(Dataset excerpts)

------------------------------------

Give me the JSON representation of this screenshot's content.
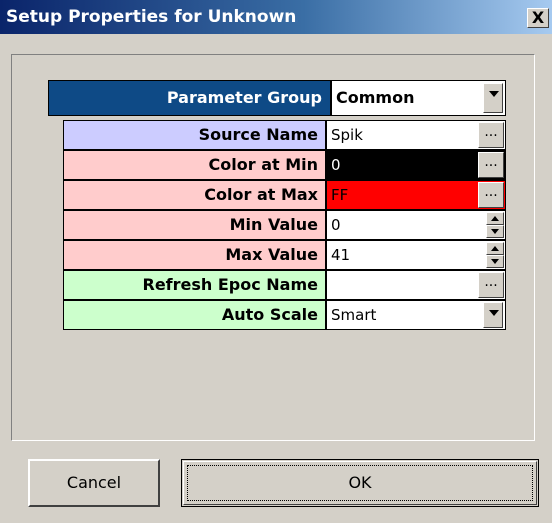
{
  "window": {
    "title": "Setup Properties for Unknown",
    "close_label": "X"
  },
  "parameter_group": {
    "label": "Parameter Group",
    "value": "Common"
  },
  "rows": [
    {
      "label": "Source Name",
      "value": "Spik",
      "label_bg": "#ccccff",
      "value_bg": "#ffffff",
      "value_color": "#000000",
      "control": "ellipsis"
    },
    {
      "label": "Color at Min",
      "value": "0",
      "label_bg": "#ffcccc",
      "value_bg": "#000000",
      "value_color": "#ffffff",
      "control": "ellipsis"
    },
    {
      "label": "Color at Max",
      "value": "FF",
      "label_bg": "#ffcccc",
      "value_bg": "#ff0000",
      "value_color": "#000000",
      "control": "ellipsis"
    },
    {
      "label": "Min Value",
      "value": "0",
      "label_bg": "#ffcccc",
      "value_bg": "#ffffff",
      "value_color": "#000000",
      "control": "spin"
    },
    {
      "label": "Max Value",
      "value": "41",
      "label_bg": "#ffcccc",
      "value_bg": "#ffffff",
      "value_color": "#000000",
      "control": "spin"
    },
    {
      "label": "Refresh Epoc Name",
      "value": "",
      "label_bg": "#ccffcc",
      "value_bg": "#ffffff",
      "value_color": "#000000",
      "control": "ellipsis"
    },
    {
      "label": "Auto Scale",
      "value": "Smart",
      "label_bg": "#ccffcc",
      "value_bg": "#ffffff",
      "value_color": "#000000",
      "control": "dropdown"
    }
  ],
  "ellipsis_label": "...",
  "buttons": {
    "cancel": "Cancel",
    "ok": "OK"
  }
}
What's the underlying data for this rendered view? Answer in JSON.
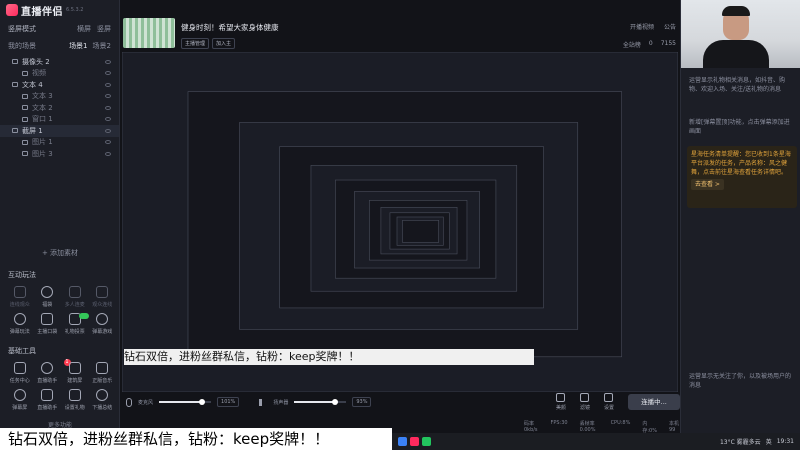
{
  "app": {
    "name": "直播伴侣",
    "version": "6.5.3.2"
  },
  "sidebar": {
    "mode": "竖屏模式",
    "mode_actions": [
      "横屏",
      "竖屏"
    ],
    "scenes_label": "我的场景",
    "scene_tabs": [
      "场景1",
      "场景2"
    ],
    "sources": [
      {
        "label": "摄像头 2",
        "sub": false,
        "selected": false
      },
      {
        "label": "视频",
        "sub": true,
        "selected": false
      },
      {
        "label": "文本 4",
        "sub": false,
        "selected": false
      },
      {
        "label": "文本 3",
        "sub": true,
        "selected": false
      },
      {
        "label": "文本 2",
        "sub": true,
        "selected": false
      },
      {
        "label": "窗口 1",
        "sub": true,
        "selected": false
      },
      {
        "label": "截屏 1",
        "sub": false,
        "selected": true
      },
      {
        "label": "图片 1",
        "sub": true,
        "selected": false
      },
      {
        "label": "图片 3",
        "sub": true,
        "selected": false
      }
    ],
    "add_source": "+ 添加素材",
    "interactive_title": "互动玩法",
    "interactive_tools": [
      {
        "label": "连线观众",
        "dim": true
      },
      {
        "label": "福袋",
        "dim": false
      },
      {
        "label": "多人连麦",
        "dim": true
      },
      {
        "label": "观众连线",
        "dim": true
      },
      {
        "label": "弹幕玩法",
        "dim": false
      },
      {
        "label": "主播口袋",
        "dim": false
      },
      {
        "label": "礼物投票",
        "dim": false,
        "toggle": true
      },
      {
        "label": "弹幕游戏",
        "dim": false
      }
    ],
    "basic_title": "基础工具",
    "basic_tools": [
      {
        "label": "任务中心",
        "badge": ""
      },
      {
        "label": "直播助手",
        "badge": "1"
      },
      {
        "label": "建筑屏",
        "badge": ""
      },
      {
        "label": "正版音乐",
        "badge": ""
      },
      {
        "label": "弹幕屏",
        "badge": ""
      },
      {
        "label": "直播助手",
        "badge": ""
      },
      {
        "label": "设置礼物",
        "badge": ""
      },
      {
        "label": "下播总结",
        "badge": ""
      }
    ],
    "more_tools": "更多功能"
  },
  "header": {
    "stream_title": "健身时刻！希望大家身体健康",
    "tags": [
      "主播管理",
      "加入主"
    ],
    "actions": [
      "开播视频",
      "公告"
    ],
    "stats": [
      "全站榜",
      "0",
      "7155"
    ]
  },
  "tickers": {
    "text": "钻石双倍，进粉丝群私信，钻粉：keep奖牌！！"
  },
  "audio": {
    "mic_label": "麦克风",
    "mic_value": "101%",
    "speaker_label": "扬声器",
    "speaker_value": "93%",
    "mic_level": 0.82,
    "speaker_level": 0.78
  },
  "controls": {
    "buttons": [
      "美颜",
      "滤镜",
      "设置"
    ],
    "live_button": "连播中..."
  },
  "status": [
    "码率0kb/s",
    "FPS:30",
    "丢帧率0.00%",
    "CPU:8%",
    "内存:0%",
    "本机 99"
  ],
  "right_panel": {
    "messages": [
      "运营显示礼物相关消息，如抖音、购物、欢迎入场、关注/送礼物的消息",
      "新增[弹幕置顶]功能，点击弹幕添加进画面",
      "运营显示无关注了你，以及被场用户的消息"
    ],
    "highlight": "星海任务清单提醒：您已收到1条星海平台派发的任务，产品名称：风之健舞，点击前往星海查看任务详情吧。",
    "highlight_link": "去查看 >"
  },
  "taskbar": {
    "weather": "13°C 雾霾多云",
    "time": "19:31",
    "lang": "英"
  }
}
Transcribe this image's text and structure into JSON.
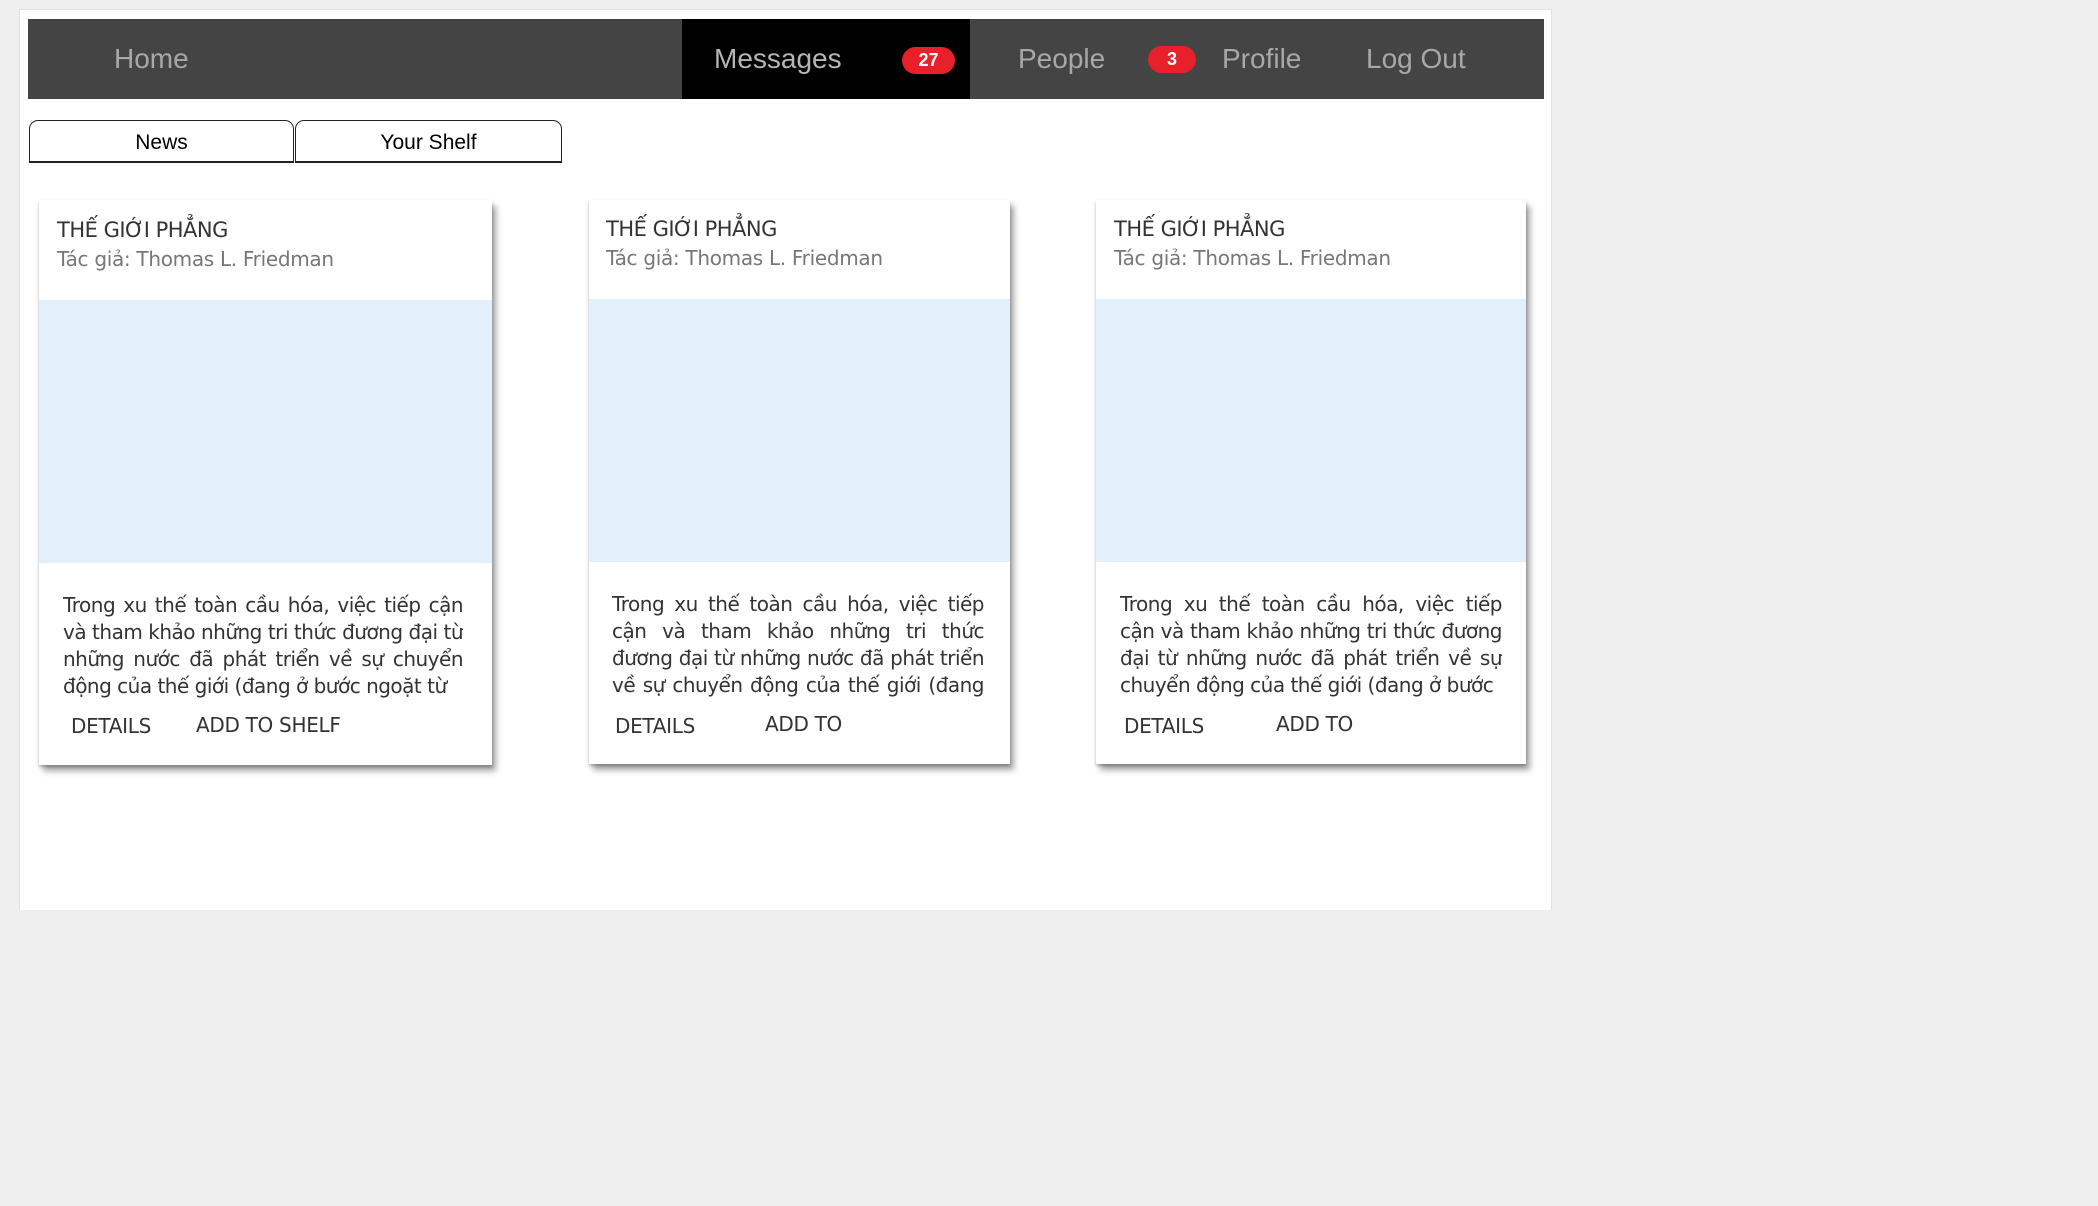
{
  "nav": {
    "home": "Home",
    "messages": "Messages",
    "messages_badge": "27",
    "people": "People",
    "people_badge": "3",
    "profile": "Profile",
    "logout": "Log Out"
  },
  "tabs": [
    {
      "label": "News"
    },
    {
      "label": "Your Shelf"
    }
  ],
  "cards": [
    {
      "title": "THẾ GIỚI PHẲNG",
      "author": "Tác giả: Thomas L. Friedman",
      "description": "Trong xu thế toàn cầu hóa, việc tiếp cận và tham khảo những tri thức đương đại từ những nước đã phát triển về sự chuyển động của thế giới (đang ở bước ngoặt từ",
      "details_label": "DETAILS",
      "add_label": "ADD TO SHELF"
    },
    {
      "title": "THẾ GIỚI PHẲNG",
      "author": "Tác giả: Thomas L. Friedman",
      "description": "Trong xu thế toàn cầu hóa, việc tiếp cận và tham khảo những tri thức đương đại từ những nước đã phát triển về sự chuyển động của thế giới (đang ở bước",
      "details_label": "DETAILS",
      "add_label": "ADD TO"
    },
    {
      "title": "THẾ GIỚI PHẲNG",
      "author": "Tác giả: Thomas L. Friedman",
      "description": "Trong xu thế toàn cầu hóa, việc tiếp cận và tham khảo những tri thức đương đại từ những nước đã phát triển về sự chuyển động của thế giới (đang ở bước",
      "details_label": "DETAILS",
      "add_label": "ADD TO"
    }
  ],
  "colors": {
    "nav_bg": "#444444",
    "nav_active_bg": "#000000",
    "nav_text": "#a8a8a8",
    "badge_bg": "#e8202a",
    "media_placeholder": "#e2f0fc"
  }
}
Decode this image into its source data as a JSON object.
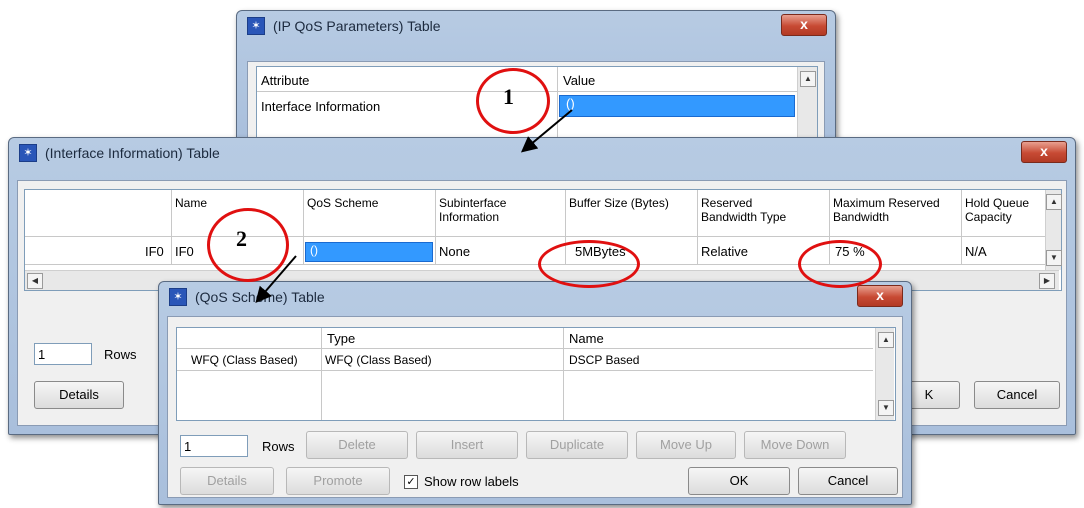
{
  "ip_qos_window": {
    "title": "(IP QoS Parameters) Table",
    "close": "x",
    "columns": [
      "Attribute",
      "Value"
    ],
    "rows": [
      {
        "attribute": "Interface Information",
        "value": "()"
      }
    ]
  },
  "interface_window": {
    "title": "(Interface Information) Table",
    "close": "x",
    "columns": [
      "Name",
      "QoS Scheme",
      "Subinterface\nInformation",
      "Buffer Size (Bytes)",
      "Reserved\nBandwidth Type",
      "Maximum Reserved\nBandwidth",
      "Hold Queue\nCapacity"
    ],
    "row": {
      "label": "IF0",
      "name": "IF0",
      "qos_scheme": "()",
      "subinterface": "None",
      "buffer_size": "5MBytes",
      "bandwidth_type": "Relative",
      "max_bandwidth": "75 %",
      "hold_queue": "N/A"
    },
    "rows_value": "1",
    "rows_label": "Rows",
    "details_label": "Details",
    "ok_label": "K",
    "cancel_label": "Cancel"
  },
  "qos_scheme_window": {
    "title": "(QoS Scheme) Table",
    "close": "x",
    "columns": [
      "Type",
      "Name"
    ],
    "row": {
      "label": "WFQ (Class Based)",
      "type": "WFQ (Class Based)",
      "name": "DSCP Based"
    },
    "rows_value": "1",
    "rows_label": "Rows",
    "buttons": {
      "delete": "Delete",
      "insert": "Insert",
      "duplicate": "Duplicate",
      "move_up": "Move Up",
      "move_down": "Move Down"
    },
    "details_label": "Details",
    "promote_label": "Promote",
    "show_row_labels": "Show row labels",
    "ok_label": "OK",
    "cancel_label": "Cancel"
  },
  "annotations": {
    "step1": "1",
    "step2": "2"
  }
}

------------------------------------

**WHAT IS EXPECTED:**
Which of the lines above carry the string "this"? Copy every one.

**RESULT OF THE TASK:**
Give me the JSON representation of this screenshot's content.
What's the underlying data for this rendered view? Answer in JSON.
Transcribe this image's text and structure into JSON.
Decode this image into its source data as a JSON object.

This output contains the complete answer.